“It was a very cold morning, so I went over to talk with him,” said Gray, a patrolman and father. “I asked him about it, and he told me he didn't have a hat — not one.”

In quick order, Gray discussed what he had seen with other officers, including Patrolman Nate Riggatti, and Sgt. Stephen J. Callipare. The sergeant asked area businesses if they could help.

Thirteen businesses, churches and social clubs and one individual — Gray's mother — contributed about $1,200.

Brenda Gray has just retired from baking at Community Market in Lower Burrell.

“I told her she just retired and didn't have the money,” Gray said, “but she insisted.”

“This is Vandergrift's future, and we have a vested interest,” she said.

On Monday, Officer Charity Butz, an Allegheny Township officer assigned as resource officer to the Kiski Area School District's six schools, and Callipare joined Gray and Rigatti for the hat distribution.

Without prompting, at least a dozen students at the public school walked up to hug an officer.

Many knew the officers by their first name.

Rigatti plays kick ball with students when not on duty. Gray and Callipare have children who are students at the schools and Butz is in and out of East Primary daily.

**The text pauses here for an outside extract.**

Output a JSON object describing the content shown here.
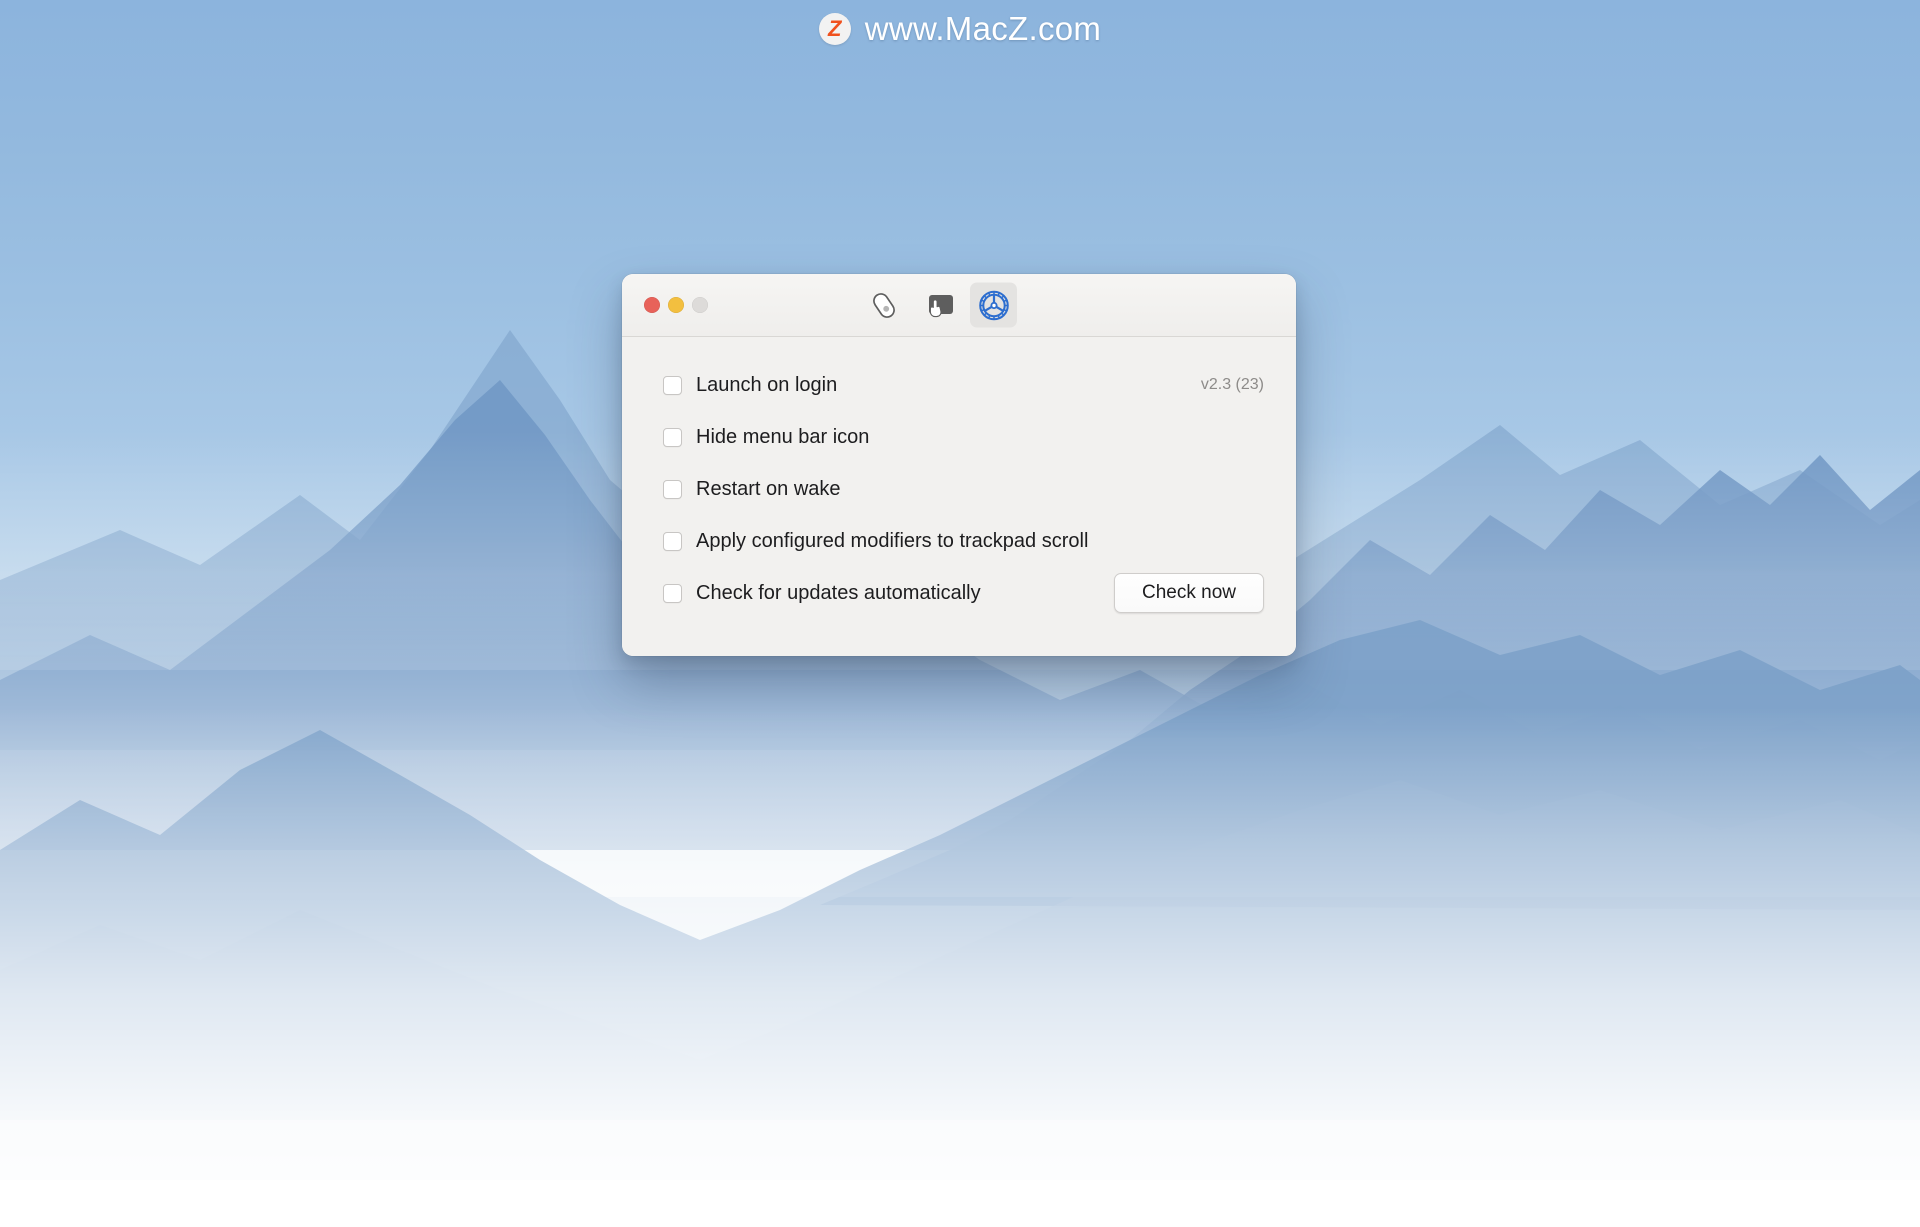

Each officer separately said they hope students — especially when they are older and facing challenges — will turn to police and teachers for answers if they can't talk with their parents.

Warm hats, warm smiles

In some classrooms, teachers used cellphones to take a photo of the students in their caps with the officers who gave them.

Many of the second-graders smiled broadly, flashing grins sporting missing baby teeth that charmed the officers no matter how many times they were told thank you.

One girl put the cap on top of faux reindeer antlers.

Jodie McCartney, a fourth-grade teacher from Washington Township, said the hat distribution made the police more friends.

First-grade teacher Samantha Gispanski, of Ford City, said, “One student just asked me if he could wear his hat all day.”

Kelly Ridenour, a second-grade teacher from Lower Burrell, said the police cap distribution was a hit.

“This is a wonderful idea,” she said.

East Primary Principal Patrick Marchand introduced the officers to each classroom and praised the children's good behavior.

He clearly enjoyed helping to distribute the ski caps, which sported Kiski Area's school colors.

“Wait until they go home today. We have 350 walkers,” he said. “I can't wait to see all of them wearing the caps. It should be something.

The scene at Cardinal Maida

Down the street at The Cardinal Maida Academy, Principal Mark Talarico embraced the distribution.

“The children know Mr. Gray because he has a son here,” he said. “They are getting to know some of the other police, and that's a great thing.”

Police had to hold off distributing hats in the classroom of music teacher Donna Blair, of Bell Township, while 10 students practiced two Christmas songs for a Thursday program. The officers applauded twice and smiled.

Students are seeing police as mentors instead of someone who will just arrest people, Blair said, and that will pay off when the students are older.

The caps were a hit with the mothers of two pre-kindergarten students at the Academy.

“This is nice. Very nice,” said Bethany Gourley, of East Vandergrift.

“It was a really nice thing to do,” said Bethany Traugh, of Allegheny Township.

By Chuck Biedka Tuesday, Dec. 15, 2015, 12:36 a.m.